Geoffrey Cox suggests UK could move to US-style political vetting of judge appointments in the wake of the Supreme Court’s prorogation ruling
- Mr Cox said UK will likely have to ‘look again at our constitutional arrangements’
- He said there could be a shift to ‘parliamentary scrutiny of judicial appointments’
- Such a move would make UK more like US where Senate confirms appointments
- Attorney General’s remarks in Commons will almost certainly spark controversy
- Comes after Supreme Court ruled PM’s prorogation of Parliament was unlawful
Geoffrey Cox today suggested the UK could move towards US-style political vetting of judicial appointments.
The Attorney General said he was ‘not enthusiastic’ about the prospect but that the question could soon arise of ‘whether there will need to be parliamentary scrutiny of judicial appointments in some manner’.
His comments come after the Supreme Court unanimously ruled yesterday that Boris Johnson’s decision to prorogue Parliament was unlawful.
The remarks by Mr Cox are likely to prompt a furious backlash because the separation of powers and judicial independence are fiercely guarded principles in the UK.
Any attempt to introduce political influence over the appointment of senior judges would be incredibly controversial.
Geoffrey Cox, pictured in Downing Street today, told MPs in the House of Commons that the question of ‘parliamentary scrutiny of judicial appointments’ may well need to be addressed in the coming months and years
Lady Hale, the President of the Supreme Court, is pictured yesterday as she read out the court’s ruling that the prorogation of Parliament was unlawful
Mr Cox appeared in the House of Commons today to outline the government’s official response to the Supreme Court’s ruling on prorogation.
He was asked by Tory MP John Stevenson if he believed ‘that the appointment of Supreme Court judges should receive the formal approval of Parliament?’
Mr Cox replied: ‘I understand the question and I say to you, quite frankly, I think that is a matter which this House in the coming months and years may need to reflect upon depending upon how the constitutional arrangements… because I do think that we are going to have to look again at our constitutional arrangements, and we should see if we can find some common ground on that.
‘We need to have a proper consideration of it. As we leave the European Union, a great gap opens up, where we take away from legal integration all of this European Union law, and we need to think about the implications of that.
‘So I agree that one matter may very well be whether there will need to be parliamentary scrutiny of judicial appointments in some manner.
‘I have to say that I am not enthusiastic about it, but I understand why you ask.’
The UK’s current system for appointing justices to the Supreme Court involves the Lord Chancellor convening an independent selection commission chaired by the current president of the court.
The selection commission invites applications from judges with enough experience and consults widely on who should be given the role.
The commission then submits its choice to the Lord Chancellor.
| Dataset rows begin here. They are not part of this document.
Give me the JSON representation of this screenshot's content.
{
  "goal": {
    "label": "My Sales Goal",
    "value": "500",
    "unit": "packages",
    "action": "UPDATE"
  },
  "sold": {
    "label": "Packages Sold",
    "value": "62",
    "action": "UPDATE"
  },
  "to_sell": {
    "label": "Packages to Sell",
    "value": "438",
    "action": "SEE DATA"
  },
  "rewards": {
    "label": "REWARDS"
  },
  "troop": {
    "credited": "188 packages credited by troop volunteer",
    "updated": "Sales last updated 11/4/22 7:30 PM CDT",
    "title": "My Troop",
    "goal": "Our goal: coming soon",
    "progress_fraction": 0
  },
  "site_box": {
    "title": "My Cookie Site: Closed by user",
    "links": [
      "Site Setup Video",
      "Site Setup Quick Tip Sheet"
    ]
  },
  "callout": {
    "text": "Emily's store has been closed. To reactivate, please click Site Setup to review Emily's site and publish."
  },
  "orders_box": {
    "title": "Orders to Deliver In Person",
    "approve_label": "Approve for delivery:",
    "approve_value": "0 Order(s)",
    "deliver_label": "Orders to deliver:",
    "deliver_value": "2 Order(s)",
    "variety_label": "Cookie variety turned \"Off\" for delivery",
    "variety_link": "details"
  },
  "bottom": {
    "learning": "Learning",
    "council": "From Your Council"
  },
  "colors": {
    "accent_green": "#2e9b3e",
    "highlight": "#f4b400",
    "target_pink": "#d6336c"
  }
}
If the Lord Chancellor is content with the selection then the name is forwarded to the prime minister who then sends it to the Queen to rubber stamp.
The Lord Chancellor is a member of the Cabinet but one of the key functions of their job is to protect the independence of the courts.
There is no parliamentary oversight of the existing process.
In the US, Supreme Court justices are nominated by the president and then confirmed by the US Senate in a process which is increasingly political and often results in major rows.